Entries provided:
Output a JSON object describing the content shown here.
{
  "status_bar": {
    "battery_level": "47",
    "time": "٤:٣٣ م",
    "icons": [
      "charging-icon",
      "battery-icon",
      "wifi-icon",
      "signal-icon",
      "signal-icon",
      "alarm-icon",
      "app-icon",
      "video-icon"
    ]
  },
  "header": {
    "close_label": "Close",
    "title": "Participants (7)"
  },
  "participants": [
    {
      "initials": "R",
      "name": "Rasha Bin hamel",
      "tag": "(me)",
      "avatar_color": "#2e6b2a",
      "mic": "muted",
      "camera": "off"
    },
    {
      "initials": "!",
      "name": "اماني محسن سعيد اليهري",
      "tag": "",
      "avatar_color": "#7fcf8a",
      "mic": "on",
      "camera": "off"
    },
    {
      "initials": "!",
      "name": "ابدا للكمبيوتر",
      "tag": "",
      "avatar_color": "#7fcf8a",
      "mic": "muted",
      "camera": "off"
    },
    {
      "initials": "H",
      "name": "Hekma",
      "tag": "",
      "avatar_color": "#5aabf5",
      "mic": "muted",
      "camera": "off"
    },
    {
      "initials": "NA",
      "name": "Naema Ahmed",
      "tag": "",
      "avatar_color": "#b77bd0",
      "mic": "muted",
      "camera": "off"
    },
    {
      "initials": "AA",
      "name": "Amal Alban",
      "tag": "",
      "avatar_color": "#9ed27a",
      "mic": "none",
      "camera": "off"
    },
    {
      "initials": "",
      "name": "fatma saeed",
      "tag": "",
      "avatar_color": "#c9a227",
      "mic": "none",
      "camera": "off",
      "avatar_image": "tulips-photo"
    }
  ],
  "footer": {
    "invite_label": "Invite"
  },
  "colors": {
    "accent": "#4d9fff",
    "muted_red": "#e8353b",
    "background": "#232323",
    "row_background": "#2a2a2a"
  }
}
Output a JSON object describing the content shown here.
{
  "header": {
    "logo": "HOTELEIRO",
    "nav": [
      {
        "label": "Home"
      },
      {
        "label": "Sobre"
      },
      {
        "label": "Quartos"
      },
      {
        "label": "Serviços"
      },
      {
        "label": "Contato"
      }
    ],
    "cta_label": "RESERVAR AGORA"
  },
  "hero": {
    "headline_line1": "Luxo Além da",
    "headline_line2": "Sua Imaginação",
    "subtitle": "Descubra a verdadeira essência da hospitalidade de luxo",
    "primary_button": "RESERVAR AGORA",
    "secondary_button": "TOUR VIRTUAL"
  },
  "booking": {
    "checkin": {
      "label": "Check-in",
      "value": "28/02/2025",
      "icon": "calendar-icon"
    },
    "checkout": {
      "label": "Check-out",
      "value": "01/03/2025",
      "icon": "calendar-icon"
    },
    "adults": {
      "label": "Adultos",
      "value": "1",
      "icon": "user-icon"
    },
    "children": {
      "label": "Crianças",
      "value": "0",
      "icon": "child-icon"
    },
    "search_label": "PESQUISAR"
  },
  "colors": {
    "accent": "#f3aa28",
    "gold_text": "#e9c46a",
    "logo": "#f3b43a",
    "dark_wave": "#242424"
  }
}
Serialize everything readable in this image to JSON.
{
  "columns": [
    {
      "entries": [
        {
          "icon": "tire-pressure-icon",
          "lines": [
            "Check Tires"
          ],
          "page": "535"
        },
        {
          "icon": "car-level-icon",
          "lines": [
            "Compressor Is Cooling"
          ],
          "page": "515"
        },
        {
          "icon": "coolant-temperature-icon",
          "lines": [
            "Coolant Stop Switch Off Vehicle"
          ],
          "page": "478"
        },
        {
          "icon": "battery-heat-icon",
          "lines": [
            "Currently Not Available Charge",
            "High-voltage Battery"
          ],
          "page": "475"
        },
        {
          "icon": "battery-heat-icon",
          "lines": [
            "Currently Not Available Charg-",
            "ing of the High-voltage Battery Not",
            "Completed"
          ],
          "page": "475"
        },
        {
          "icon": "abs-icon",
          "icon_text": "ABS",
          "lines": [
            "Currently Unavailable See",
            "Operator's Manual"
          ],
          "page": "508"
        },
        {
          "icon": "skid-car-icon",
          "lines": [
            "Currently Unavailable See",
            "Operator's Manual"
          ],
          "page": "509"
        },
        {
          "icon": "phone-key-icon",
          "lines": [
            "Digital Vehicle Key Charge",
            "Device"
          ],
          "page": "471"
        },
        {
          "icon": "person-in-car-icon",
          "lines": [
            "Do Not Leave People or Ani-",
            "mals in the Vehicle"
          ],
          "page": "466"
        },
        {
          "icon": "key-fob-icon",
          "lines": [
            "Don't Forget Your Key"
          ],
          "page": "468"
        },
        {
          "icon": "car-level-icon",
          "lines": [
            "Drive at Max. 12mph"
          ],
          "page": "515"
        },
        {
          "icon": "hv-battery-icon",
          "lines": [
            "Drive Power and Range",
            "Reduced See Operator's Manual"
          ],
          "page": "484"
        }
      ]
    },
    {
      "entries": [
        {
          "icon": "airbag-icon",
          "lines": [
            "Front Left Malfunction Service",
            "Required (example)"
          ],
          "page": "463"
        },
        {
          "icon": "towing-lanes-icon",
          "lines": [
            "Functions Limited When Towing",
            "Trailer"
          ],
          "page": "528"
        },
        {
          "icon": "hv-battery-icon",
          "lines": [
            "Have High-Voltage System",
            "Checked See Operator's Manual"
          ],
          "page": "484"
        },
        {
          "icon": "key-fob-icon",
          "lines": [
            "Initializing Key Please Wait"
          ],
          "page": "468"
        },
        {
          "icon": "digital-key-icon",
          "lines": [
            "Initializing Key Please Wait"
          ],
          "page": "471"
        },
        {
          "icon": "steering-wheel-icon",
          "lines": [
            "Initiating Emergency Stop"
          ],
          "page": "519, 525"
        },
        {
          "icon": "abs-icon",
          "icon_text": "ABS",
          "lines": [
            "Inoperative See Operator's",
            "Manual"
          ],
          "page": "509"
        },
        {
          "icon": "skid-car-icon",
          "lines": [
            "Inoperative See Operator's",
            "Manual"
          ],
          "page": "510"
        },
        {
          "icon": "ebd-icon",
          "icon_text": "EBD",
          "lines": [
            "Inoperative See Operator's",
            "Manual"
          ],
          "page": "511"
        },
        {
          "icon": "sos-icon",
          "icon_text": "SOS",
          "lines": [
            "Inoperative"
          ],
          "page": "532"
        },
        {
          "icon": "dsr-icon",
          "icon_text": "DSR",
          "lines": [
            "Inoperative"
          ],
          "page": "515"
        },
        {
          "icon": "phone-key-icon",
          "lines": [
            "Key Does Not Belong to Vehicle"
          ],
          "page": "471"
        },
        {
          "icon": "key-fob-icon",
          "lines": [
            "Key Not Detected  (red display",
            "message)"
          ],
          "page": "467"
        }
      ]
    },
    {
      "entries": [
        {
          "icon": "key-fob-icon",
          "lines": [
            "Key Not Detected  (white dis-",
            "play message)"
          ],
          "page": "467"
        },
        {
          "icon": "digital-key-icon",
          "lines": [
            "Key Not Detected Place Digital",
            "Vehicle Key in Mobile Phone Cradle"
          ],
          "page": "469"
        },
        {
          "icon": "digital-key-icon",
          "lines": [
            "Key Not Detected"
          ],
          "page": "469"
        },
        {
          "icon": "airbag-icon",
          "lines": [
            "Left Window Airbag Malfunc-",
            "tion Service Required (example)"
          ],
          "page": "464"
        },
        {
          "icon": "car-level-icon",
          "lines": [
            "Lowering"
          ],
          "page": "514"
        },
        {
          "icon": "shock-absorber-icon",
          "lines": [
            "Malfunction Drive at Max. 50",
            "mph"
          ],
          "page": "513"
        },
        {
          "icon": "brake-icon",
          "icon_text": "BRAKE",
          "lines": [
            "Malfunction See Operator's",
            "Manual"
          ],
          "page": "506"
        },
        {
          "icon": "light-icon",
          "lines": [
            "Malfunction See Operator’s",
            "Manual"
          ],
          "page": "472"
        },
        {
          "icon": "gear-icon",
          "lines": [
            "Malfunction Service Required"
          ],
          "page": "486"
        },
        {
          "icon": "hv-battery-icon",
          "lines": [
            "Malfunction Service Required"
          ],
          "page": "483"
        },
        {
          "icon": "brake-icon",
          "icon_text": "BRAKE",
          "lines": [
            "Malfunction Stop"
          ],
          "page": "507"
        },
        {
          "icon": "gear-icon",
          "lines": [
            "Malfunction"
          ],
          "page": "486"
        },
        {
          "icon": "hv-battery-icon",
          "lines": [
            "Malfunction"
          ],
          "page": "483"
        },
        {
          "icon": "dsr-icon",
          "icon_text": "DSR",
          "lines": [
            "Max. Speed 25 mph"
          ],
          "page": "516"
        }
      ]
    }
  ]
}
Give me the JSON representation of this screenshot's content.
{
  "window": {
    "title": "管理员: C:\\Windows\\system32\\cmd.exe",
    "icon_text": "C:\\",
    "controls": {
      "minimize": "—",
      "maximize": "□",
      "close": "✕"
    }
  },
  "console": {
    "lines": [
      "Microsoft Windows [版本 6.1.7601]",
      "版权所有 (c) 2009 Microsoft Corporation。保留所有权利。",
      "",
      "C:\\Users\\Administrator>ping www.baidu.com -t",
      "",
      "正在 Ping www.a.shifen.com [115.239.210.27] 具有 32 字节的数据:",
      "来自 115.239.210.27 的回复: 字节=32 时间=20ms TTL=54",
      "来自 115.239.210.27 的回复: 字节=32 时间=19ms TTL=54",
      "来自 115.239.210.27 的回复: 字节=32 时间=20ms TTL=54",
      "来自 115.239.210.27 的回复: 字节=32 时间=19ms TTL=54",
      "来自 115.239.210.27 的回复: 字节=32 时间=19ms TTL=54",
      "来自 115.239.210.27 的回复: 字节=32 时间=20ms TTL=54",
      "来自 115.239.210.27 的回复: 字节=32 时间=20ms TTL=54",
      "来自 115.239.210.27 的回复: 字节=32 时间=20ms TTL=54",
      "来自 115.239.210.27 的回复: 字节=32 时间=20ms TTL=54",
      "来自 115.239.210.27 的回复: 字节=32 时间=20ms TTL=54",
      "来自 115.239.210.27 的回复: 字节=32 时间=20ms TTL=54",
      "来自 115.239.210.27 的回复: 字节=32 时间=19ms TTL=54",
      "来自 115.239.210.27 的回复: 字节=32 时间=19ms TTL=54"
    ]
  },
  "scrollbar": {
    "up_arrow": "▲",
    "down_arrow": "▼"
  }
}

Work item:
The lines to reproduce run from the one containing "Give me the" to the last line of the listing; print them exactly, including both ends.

Response to the task:
Give me the JSON representation of this screenshot's content.
{
  "window": {
    "title": "管理员: C:\\Windows\\system32\\cmd.exe",
    "icon_text": "C:\\",
    "controls": {
      "minimize": "—",
      "maximize": "□",
      "close": "✕"
    }
  },
  "console": {
    "lines": [
      "Microsoft Windows [版本 6.1.7601]",
      "版权所有 (c) 2009 Microsoft Corporation。保留所有权利。",
      "",
      "C:\\Users\\Administrator>ping www.baidu.com -t",
      "",
      "正在 Ping www.a.shifen.com [115.239.210.27] 具有 32 字节的数据:",
      "来自 115.239.210.27 的回复: 字节=32 时间=20ms TTL=54",
      "来自 115.239.210.27 的回复: 字节=32 时间=19ms TTL=54",
      "来自 115.239.210.27 的回复: 字节=32 时间=20ms TTL=54",
      "来自 115.239.210.27 的回复: 字节=32 时间=19ms TTL=54",
      "来自 115.239.210.27 的回复: 字节=32 时间=19ms TTL=54",
      "来自 115.239.210.27 的回复: 字节=32 时间=20ms TTL=54",
      "来自 115.239.210.27 的回复: 字节=32 时间=20ms TTL=54",
      "来自 115.239.210.27 的回复: 字节=32 时间=20ms TTL=54",
      "来自 115.239.210.27 的回复: 字节=32 时间=20ms TTL=54",
      "来自 115.239.210.27 的回复: 字节=32 时间=20ms TTL=54",
      "来自 115.239.210.27 的回复: 字节=32 时间=20ms TTL=54",
      "来自 115.239.210.27 的回复: 字节=32 时间=19ms TTL=54",
      "来自 115.239.210.27 的回复: 字节=32 时间=19ms TTL=54"
    ]
  },
  "scrollbar": {
    "up_arrow": "▲",
    "down_arrow": "▼"
  }
}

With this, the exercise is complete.